The ancients believed that with an anvil, a hammer and a strong fire a blacksmith could make everything he needed. After that, he could make everything anyone else needed. It’s no wonder that an art which forged nations is experiencing a renewed interest around the globe. At Sanborn Mills Farm in Loudon, New Hampshire, students come to learn this and other traditional skills that were once central to every thriving community.

A blacksmith creates an object by forging metal into a desired shape or form. Under his hammer, iron and steel becomes tools, horseshoes, weapons, armor, furniture, sculpture and whatever else he wills. Yet, there are only five basic operations or techniques used in forging:
Drawing – lengthens the metal by reducing one or both of the dimensions
Shrinking – the opposite process as drawing, resulting in a thicker piece
Bending – the metal is hammered or bent to desired shape or angle
Upsetting – the process of making the metal thicker in one dimension through shortening in the other
Punching – making a hole

Photo by E. John Waldron

While the idea of forcing iron to submit to your will may seem daunting, “If you can hammer a nail, you can get started blacksmithing.” says Colin Cabot, farmer, conservationist, preservationist and entrepreneur. Some of the things students will learn during the three-day workshop for beginners is safety, respect for the art, fire management, air handling, how to find the hottest part of the fire and how to “read” what is going on with the metal by judging its color. Beginning blacksmiths will use the techniques of drawing and tapering to create a gate hook. And they will learn the important secret of making multiples of the same item.

“Learning to forge metal is a linear progression of skills.” says Cabot. Individuals taking the intermediate workshop can expect to further develop their basic skills while moving onto finer work such as hardening steel for tools and knives.

Photo by E. John Waldron

Sanborn Mills Farm is a traditional New England diversified working farm with agricultural fields and managed forests. The timber-framed barns and outbuildings are used for animals. Dating from the 1830s, the water-powered sawmill and grist mill, and blacksmith shop still serve their original purpose. The farm buildings are clustered around two dams at the outlet of Sanborn Pond. At one time, the farm was a bustling center of agricultural activities that supported an extended family and served the surrounding community. Today, Colin and Paula Cabot have gathered farmers, craftspeople and historians to teach traditional skills. They provide opportunities for people to learn old-fashioned ways and explore how this knowledge can be integrated into modern life. Colin and Paula believe these skills are a vital connection to the land and continue to be important and relevant in our time. Surrounded by almost 2,000 acres of open space held in conservation, Sanborn Mills Farm serves as a meeting place where current needs for sustainability and community are forged with the skills and knowledge of the past.

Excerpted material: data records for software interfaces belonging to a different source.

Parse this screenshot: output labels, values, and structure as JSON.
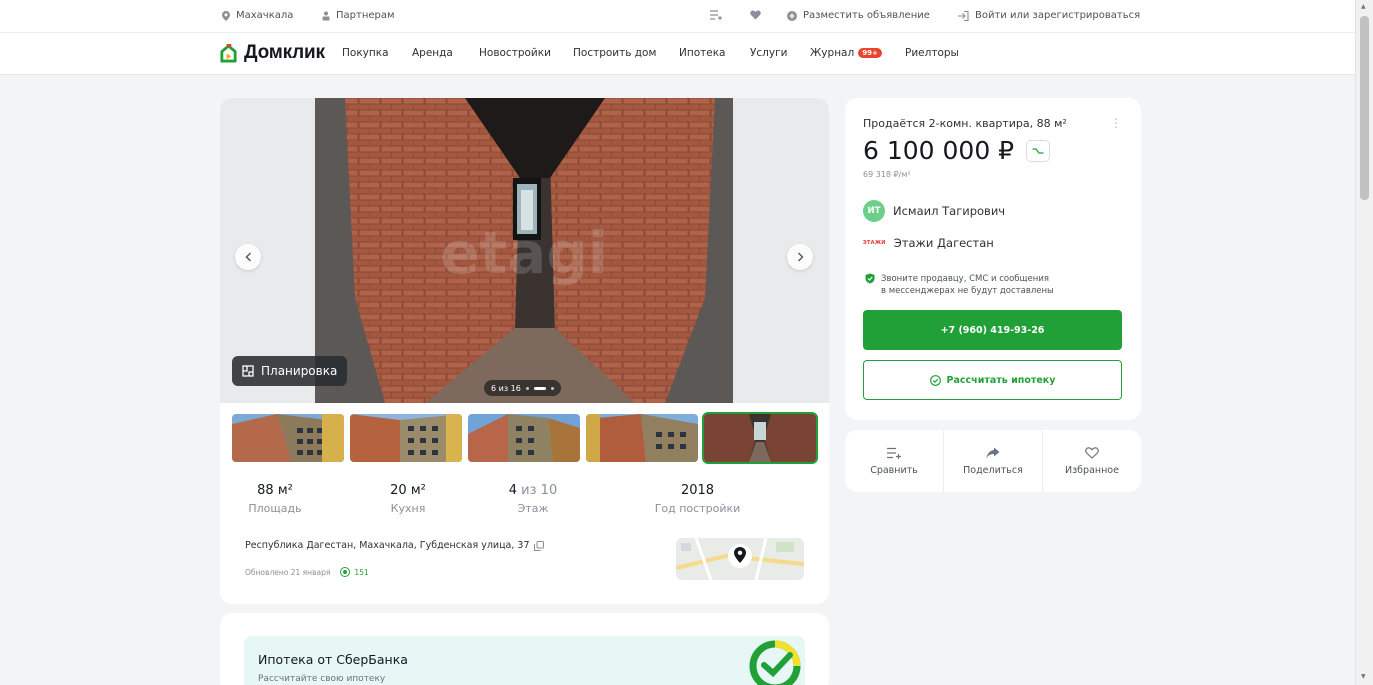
{
  "topbar": {
    "city": "Махачкала",
    "partners": "Партнерам",
    "post_ad": "Разместить объявление",
    "login": "Войти или зарегистрироваться"
  },
  "nav": {
    "logo": "Домклик",
    "items": [
      "Покупка",
      "Аренда",
      "Новостройки",
      "Построить дом",
      "Ипотека",
      "Услуги",
      "Журнал",
      "Риелторы"
    ],
    "journal_badge": "99+"
  },
  "gallery": {
    "watermark": "etagi",
    "plan_label": "Планировка",
    "counter": "6 из 16"
  },
  "params": [
    {
      "value": "88 м²",
      "label": "Площадь"
    },
    {
      "value": "20 м²",
      "label": "Кухня"
    },
    {
      "value_main": "4",
      "value_rest": " из 10",
      "label": "Этаж"
    },
    {
      "value": "2018",
      "label": "Год постройки"
    }
  ],
  "address": "Республика Дагестан, Махачкала, Губденская улица, 37",
  "updated": "Обновлено 21 января",
  "views": "151",
  "mortgage_banner": {
    "title": "Ипотека от СберБанка",
    "subtitle": "Рассчитайте свою ипотеку"
  },
  "offer": {
    "title": "Продаётся 2-комн. квартира, 88 м²",
    "price": "6 100 000 ₽",
    "price_per_sqm": "69 318 ₽/м²",
    "seller_initials": "ИТ",
    "seller_name": "Исмаил Тагирович",
    "agency_logo": "ЭТАЖИ",
    "agency": "Этажи Дагестан",
    "note_line1": "Звоните продавцу, СМС и сообщения",
    "note_line2": "в мессенджерах не будут доставлены",
    "phone": "+7 (960) 419-93-26",
    "calc_mortgage": "Рассчитать ипотеку"
  },
  "actions": {
    "compare": "Сравнить",
    "share": "Поделиться",
    "favorite": "Избранное"
  },
  "colors": {
    "brand_green": "#21a038",
    "badge_red": "#e8442e",
    "background": "#f3f4f6"
  }
}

A few of the other workshops offered at Sanborn Mills are: forge welding, tinsmithing, building stone walls, and logging with animals. Workshops generally cost around $100 per day depending on whether meals are included.  Accommodation is $30 per night. Some materials may be extra. To arrange for classes or gather more information visit:

Where: Sanborn Mills Farm
7097 Sanborn Road
Loudon, New Hampshire 03307
Phone: 603-435-7314
Email: colin@sanbornmills.org

Photographs by E. John Waldron